Five years of research
The identification that has cost them the most to document is that of Felipe Jara, “one of the cases detected after analyzing the orphanhood and beneficence of the Cuenca Minera, where his four children and widow appear as beneficiaries.” “It is evident that Felipe Jara Maya had two entries in the Civil Registry of Camas, one of the four existing in time and form as ‘An unknown man’ on July 19, 1936 and another as ‘out of time’ that was carried out on May 7, 1981 “, already in full democracy. This miner’s thread was pulled thanks to the web In memory of all the victims, which in turn took as source José María García Márquez, author of the work The victims of military repression in the province of Seville (1936-1963).
The results of the investigations of Alfredo Moreno and Gilberto Hernández are collected in their work Memory vindicated 1936-1939, presented a few months ago and defined as Study of the historical memory in the Río Tinto Mining Basin in the light of documentary sources. After five years reviewing 20,000 summary documents and archives, among his conclusions is the affiliation of the 78 miners who died: 12 from San Juan del Puerto, 14 from Valverde del Camino and 52 from the mining basin (especially Nerva, but also Riotinto ), among them Antonio Bonilla Demures, mayor of Nerve in October 1931, a fact corroborated thanks to the local researcher Antonio Vázquez Jiménez.

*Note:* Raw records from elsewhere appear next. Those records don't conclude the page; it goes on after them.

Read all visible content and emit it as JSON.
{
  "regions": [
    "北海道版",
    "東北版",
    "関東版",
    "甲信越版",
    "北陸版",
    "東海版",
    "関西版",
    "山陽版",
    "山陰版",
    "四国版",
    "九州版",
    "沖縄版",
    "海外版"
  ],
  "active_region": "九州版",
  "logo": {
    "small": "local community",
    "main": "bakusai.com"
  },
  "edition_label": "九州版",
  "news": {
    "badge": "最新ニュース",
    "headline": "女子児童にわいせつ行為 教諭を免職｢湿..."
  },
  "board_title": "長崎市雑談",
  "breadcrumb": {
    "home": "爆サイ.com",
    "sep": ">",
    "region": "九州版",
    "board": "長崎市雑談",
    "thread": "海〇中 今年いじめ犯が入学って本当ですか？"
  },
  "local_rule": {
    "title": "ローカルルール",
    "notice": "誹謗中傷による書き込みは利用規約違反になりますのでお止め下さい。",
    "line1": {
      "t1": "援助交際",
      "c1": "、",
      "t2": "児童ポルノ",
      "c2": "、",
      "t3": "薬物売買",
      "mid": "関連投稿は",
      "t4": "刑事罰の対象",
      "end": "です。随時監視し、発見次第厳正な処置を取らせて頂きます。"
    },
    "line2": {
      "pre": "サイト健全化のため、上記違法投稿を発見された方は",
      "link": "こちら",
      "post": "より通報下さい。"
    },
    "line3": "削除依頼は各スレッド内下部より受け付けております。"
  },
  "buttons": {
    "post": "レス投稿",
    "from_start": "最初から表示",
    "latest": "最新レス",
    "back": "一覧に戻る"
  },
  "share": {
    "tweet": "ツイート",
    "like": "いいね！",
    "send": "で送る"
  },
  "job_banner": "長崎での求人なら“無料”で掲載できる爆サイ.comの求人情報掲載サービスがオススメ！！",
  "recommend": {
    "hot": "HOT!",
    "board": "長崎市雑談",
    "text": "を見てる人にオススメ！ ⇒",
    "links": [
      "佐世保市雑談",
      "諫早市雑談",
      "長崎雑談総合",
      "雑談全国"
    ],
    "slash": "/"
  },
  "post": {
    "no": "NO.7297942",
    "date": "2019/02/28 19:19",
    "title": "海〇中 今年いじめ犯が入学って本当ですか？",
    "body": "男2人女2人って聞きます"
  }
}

The “most demanding” area
And why in a few hours was this militia movement organized to defend Seville? The authors point out that the Huelva mining basin was “the most demanding, with political and union formations very left-wing,” with great affiliation to the PSOE and the CNT, UGT and especially the Río Tinto Mining Union. This, “together with the existence of explosives, perhaps determined the prompt action for the formation of the Mining Column”.
The 68 prisoners made in La Pañoleta were used by Queipo de Llano as an ace up his sleeve. The coup general “knew perfectly well that the committees formed for the defense of the Republic in the mining towns were equipped with weapons, explosives, bombs and armored trucks,” so “an important and threatening asset was kept over the mining militiamen to desist of his actions in the region, which was none other than intimidation for having prisoners from the Mining Column “. The fear in the area was that, before any action, they would retaliate with these detainees.

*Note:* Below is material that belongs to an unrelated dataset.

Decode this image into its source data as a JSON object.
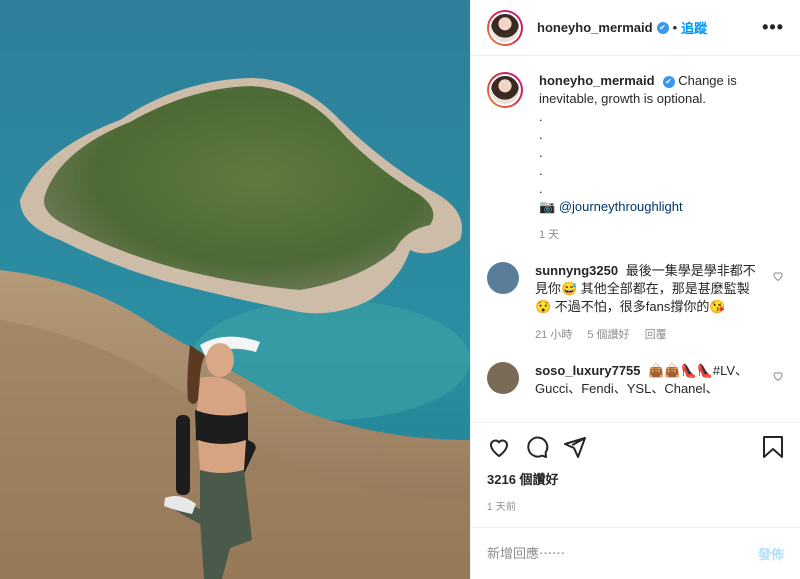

Conquest and executions
With the hands tied like this by the republican forces, the coup troops took the mining region between August 25 and 26, 1936, “and the reprisals began the same day.” Once in control of the area, events precipitated in Seville with a withering trial whose sentence was announced on July 30: 67 death sentences.

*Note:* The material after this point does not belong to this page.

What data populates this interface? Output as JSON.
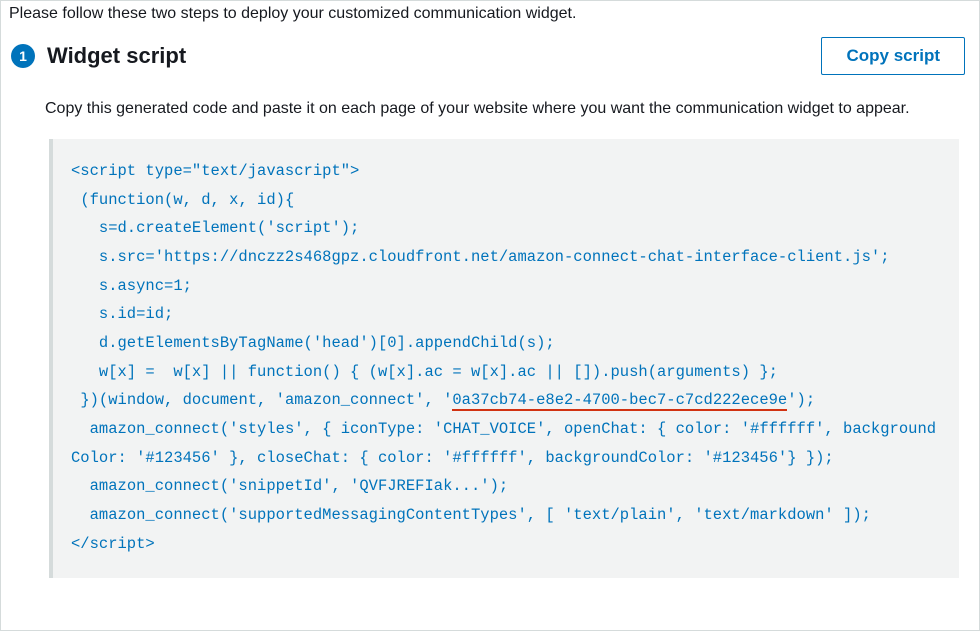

“Instructions are given below to form six firing squads made up of regular soldiers and the presence of six trucks at 5 a.m. on August 31; the places of execution chosen were: Macarena, Triana, Amate, Ciudad Jardín and La Pañoleta, with two platoons. ” Thus ended a story, that of the Mining Column, which will now finally be able to write its epilogue with a final tribute (which will also be translated into a monument) to the four unknown miners who are no longer so.